The first outsiders to come to Toraja were Dutch missionaries, who arrived in the early 20th century. They succeeded in converting some 80 percent of Torajans to Christianity, and churches are now stationed along roadsides and an enormous hilltop cross looks down over Rantepao. But try as the missionaries did to squeeze out Aluk To Dolo, the old beliefs endured, and its funeral traditions and rituals still remain intact as a window into the culture of ancient Toraja.
Speaking to Almen about his mother’s funeral, he tells me that for the six months after her death, her embalmed corpse had been kept at home like a living member of the household.
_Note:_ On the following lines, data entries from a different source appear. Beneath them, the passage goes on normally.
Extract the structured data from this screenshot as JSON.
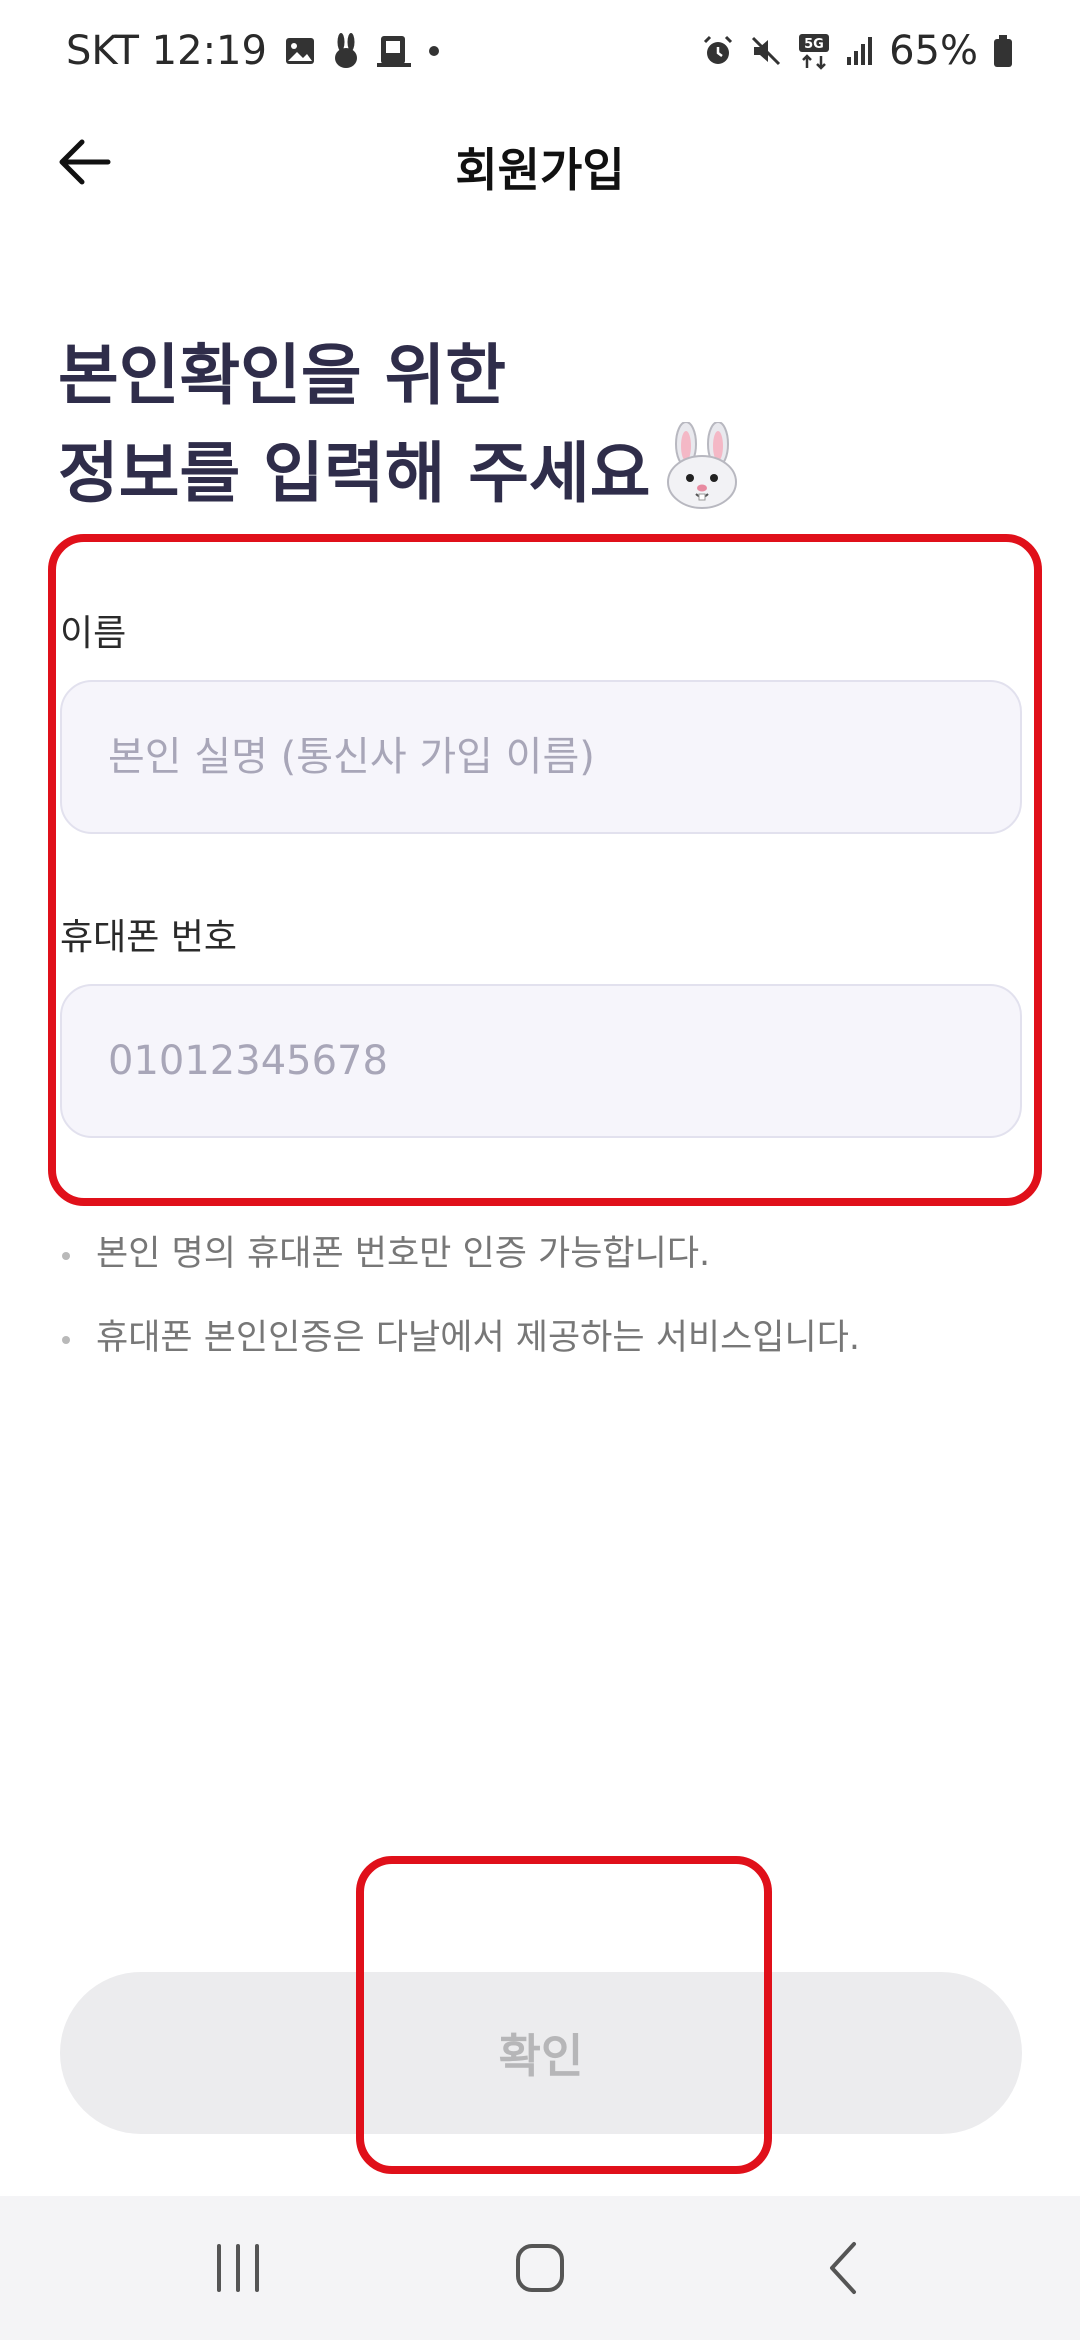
{
  "status_bar": {
    "carrier_time": "SKT 12:19",
    "battery": "65%",
    "network": "5G"
  },
  "app_bar": {
    "title": "회원가입"
  },
  "heading": {
    "line1": "본인확인을 위한",
    "line2": "정보를 입력해 주세요",
    "emoji": "🐰"
  },
  "form": {
    "name_label": "이름",
    "name_placeholder": "본인 실명 (통신사 가입 이름)",
    "name_value": "",
    "phone_label": "휴대폰 번호",
    "phone_placeholder": "01012345678",
    "phone_value": ""
  },
  "notes": [
    "본인 명의 휴대폰 번호만 인증 가능합니다.",
    "휴대폰 본인인증은 다날에서 제공하는 서비스입니다."
  ],
  "confirm_button": {
    "label": "확인"
  },
  "colors": {
    "heading": "#2f2d4a",
    "input_bg": "#f6f5fb",
    "highlight": "#e0101a",
    "button_disabled_bg": "#ececee",
    "button_disabled_text": "#b6b6b8"
  },
  "icons": {
    "back": "arrow-left-icon",
    "gallery": "image-icon",
    "rabbit": "rabbit-icon",
    "app": "phone-app-icon",
    "alarm": "alarm-icon",
    "mute": "mute-icon",
    "signal": "signal-icon",
    "battery": "battery-icon",
    "nav_recents": "recents-icon",
    "nav_home": "home-icon",
    "nav_back": "chevron-left-icon"
  }
}
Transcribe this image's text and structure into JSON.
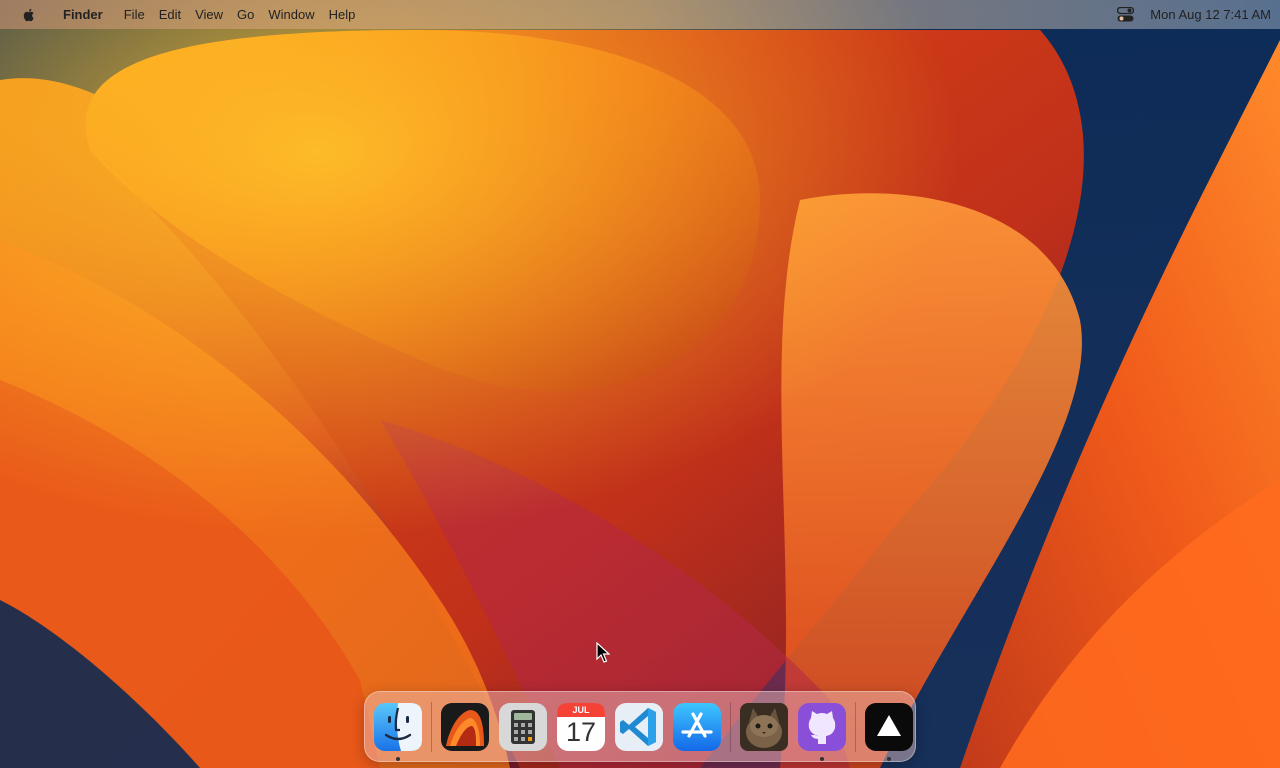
{
  "menubar": {
    "apple_icon": "apple-logo-icon",
    "app_name": "Finder",
    "items": [
      "File",
      "Edit",
      "View",
      "Go",
      "Window",
      "Help"
    ],
    "control_center_icon": "control-center-icon",
    "clock": "Mon Aug 12  7:41 AM"
  },
  "dock": {
    "items": [
      {
        "name": "Finder",
        "icon": "finder-icon",
        "running": true
      },
      {
        "name": "macOS Ventura",
        "icon": "ventura-icon",
        "running": false
      },
      {
        "name": "Calculator",
        "icon": "calculator-icon",
        "running": false
      },
      {
        "name": "Calendar",
        "icon": "calendar-icon",
        "running": false,
        "month": "JUL",
        "day": "17"
      },
      {
        "name": "Visual Studio Code",
        "icon": "vscode-icon",
        "running": false
      },
      {
        "name": "App Store",
        "icon": "app-store-icon",
        "running": false
      },
      {
        "name": "Cat Photo",
        "icon": "cat-photo-icon",
        "running": false
      },
      {
        "name": "GitHub Desktop",
        "icon": "github-icon",
        "running": true
      },
      {
        "name": "Terminal App",
        "icon": "triangle-app-icon",
        "running": true
      }
    ]
  },
  "colors": {
    "wallpaper_orange": "#f07a1a",
    "wallpaper_red": "#c8321e",
    "wallpaper_navy": "#0e2c58"
  }
}
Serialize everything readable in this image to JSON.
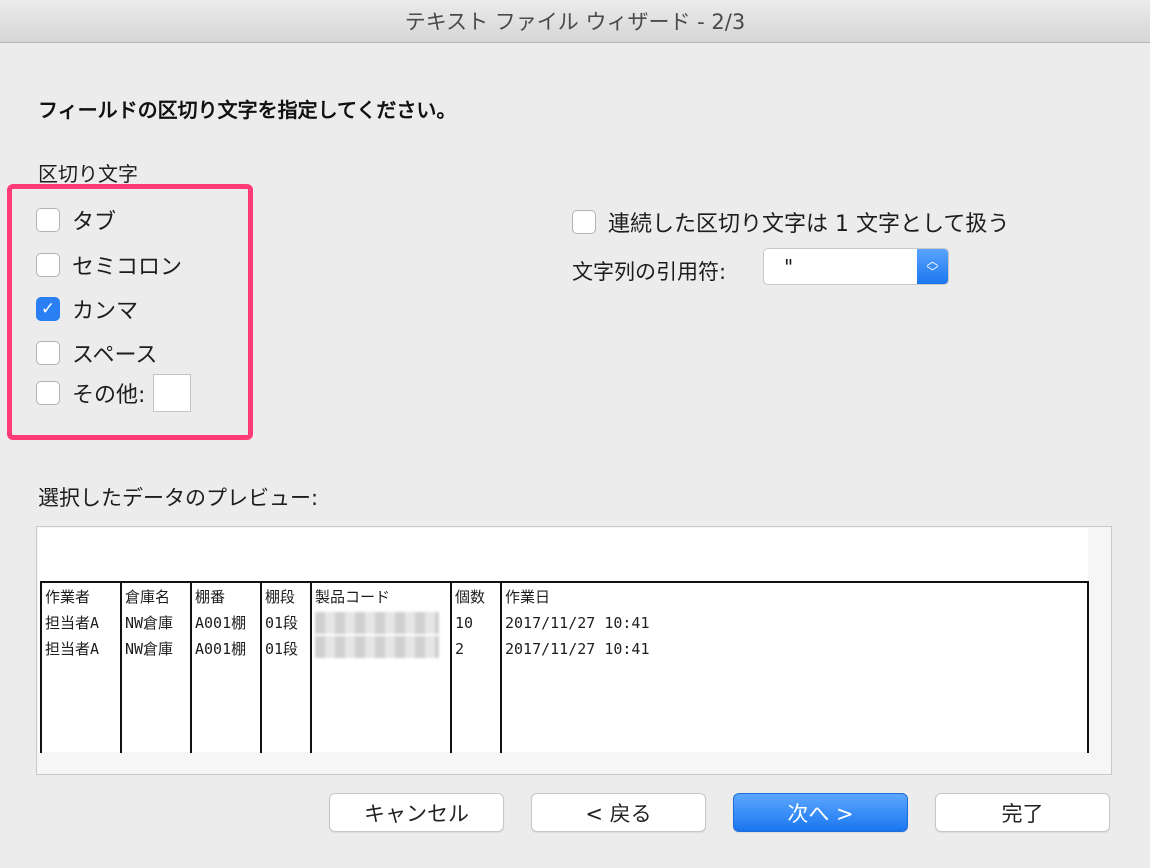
{
  "window": {
    "title": "テキスト ファイル ウィザード - 2/3"
  },
  "instruction": "フィールドの区切り文字を指定してください。",
  "delimiters": {
    "label": "区切り文字",
    "highlight_color": "#ff3b77",
    "items": [
      {
        "label": "タブ",
        "checked": false
      },
      {
        "label": "セミコロン",
        "checked": false
      },
      {
        "label": "カンマ",
        "checked": true
      },
      {
        "label": "スペース",
        "checked": false
      },
      {
        "label": "その他:",
        "checked": false,
        "value": ""
      }
    ]
  },
  "consecutive": {
    "label": "連続した区切り文字は 1 文字として扱う",
    "checked": false
  },
  "text_qualifier": {
    "label": "文字列の引用符:",
    "value": "\""
  },
  "preview": {
    "label": "選択したデータのプレビュー:",
    "columns": [
      "作業者",
      "倉庫名",
      "棚番",
      "棚段",
      "製品コード",
      "個数",
      "作業日"
    ],
    "rows": [
      [
        "担当者A",
        "NW倉庫",
        "A001棚",
        "01段",
        "",
        "10",
        "2017/11/27 10:41"
      ],
      [
        "担当者A",
        "NW倉庫",
        "A001棚",
        "01段",
        "",
        "2",
        "2017/11/27 10:41"
      ]
    ]
  },
  "buttons": {
    "cancel": "キャンセル",
    "back": "< 戻る",
    "next": "次へ >",
    "finish": "完了"
  },
  "colors": {
    "accent": "#2a80f3",
    "highlight": "#ff3b77"
  }
}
Those who die are not considered dead until the first animal is sacrificed in the Rambo Solo ceremony, and its spirit can carry the soul of the deceased beyond the horizon to paradise, known as Puya. For some households, this means keeping the dead around for years while they save enough money for a funeral. In Toraja, the per capita income is less than 30 million Indonesian rupiah (about US$1,120), and with pigs priced anywhere from one to three million rupiah each and buffalo, depending on their weight and markings, anywhere from 300 million to one billion rupiah (about US$75,000), funerals are a costly business. Almen spent a decade’s worth of savings on his mother’s.
And Rambu Solo is just the beginning. Following the ceremony, the bodies are carried in painted coffins to graves carved into the sides of cliffs or inside of jungle caves, and life-sized wooden statues called tau-tau are placed outside as grave-markers. For some nobles, a menhir (standing stone) may be planted in the ground as well, a tradition that goes back to Toraja’s megalithic roots. Every August, corpses are brought from their graves, cleaned, dressed in new clothes, and reunited with their families and villages. In Toraja, it’s as if the deceased never really leave.